-------- Data for this exercise --------
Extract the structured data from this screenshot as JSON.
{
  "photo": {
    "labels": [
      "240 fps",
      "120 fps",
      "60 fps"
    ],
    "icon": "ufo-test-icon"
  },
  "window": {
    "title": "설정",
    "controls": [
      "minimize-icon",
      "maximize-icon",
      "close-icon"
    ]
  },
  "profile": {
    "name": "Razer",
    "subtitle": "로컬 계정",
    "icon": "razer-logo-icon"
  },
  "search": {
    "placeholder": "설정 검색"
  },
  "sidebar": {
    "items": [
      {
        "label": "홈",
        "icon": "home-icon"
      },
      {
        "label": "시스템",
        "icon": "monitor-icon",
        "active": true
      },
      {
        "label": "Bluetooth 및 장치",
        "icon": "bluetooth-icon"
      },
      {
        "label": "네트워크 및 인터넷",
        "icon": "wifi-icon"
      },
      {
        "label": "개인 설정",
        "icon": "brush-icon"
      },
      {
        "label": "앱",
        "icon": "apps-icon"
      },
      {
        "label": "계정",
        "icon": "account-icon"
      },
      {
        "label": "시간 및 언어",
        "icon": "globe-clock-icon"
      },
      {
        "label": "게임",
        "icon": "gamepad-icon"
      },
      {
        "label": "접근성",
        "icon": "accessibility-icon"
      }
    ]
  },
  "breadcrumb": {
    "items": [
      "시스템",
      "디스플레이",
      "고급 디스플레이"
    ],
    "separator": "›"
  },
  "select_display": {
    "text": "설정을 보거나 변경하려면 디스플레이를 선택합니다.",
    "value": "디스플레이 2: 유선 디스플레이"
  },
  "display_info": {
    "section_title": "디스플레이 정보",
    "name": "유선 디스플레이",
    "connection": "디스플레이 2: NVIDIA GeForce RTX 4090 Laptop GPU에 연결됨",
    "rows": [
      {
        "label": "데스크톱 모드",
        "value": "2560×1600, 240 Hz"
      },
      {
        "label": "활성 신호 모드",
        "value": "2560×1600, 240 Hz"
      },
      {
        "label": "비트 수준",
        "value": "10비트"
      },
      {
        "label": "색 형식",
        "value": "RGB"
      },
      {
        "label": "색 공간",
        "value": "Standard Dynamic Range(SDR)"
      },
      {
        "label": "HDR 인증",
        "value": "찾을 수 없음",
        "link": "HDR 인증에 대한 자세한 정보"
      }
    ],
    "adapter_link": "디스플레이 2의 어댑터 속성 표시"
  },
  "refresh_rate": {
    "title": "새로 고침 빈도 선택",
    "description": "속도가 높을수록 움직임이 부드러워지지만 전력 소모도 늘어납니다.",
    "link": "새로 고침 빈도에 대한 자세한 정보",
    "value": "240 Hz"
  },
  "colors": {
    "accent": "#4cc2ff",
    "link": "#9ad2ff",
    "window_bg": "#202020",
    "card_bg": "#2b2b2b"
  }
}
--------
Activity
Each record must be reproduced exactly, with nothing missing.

Result
Extract the structured data from this screenshot as JSON.
{
  "photo": {
    "labels": [
      "240 fps",
      "120 fps",
      "60 fps"
    ],
    "icon": "ufo-test-icon"
  },
  "window": {
    "title": "설정",
    "controls": [
      "minimize-icon",
      "maximize-icon",
      "close-icon"
    ]
  },
  "profile": {
    "name": "Razer",
    "subtitle": "로컬 계정",
    "icon": "razer-logo-icon"
  },
  "search": {
    "placeholder": "설정 검색"
  },
  "sidebar": {
    "items": [
      {
        "label": "홈",
        "icon": "home-icon"
      },
      {
        "label": "시스템",
        "icon": "monitor-icon",
        "active": true
      },
      {
        "label": "Bluetooth 및 장치",
        "icon": "bluetooth-icon"
      },
      {
        "label": "네트워크 및 인터넷",
        "icon": "wifi-icon"
      },
      {
        "label": "개인 설정",
        "icon": "brush-icon"
      },
      {
        "label": "앱",
        "icon": "apps-icon"
      },
      {
        "label": "계정",
        "icon": "account-icon"
      },
      {
        "label": "시간 및 언어",
        "icon": "globe-clock-icon"
      },
      {
        "label": "게임",
        "icon": "gamepad-icon"
      },
      {
        "label": "접근성",
        "icon": "accessibility-icon"
      }
    ]
  },
  "breadcrumb": {
    "items": [
      "시스템",
      "디스플레이",
      "고급 디스플레이"
    ],
    "separator": "›"
  },
  "select_display": {
    "text": "설정을 보거나 변경하려면 디스플레이를 선택합니다.",
    "value": "디스플레이 2: 유선 디스플레이"
  },
  "display_info": {
    "section_title": "디스플레이 정보",
    "name": "유선 디스플레이",
    "connection": "디스플레이 2: NVIDIA GeForce RTX 4090 Laptop GPU에 연결됨",
    "rows": [
      {
        "label": "데스크톱 모드",
        "value": "2560×1600, 240 Hz"
      },
      {
        "label": "활성 신호 모드",
        "value": "2560×1600, 240 Hz"
      },
      {
        "label": "비트 수준",
        "value": "10비트"
      },
      {
        "label": "색 형식",
        "value": "RGB"
      },
      {
        "label": "색 공간",
        "value": "Standard Dynamic Range(SDR)"
      },
      {
        "label": "HDR 인증",
        "value": "찾을 수 없음",
        "link": "HDR 인증에 대한 자세한 정보"
      }
    ],
    "adapter_link": "디스플레이 2의 어댑터 속성 표시"
  },
  "refresh_rate": {
    "title": "새로 고침 빈도 선택",
    "description": "속도가 높을수록 움직임이 부드러워지지만 전력 소모도 늘어납니다.",
    "link": "새로 고침 빈도에 대한 자세한 정보",
    "value": "240 Hz"
  },
  "colors": {
    "accent": "#4cc2ff",
    "link": "#9ad2ff",
    "window_bg": "#202020",
    "card_bg": "#2b2b2b"
  }
}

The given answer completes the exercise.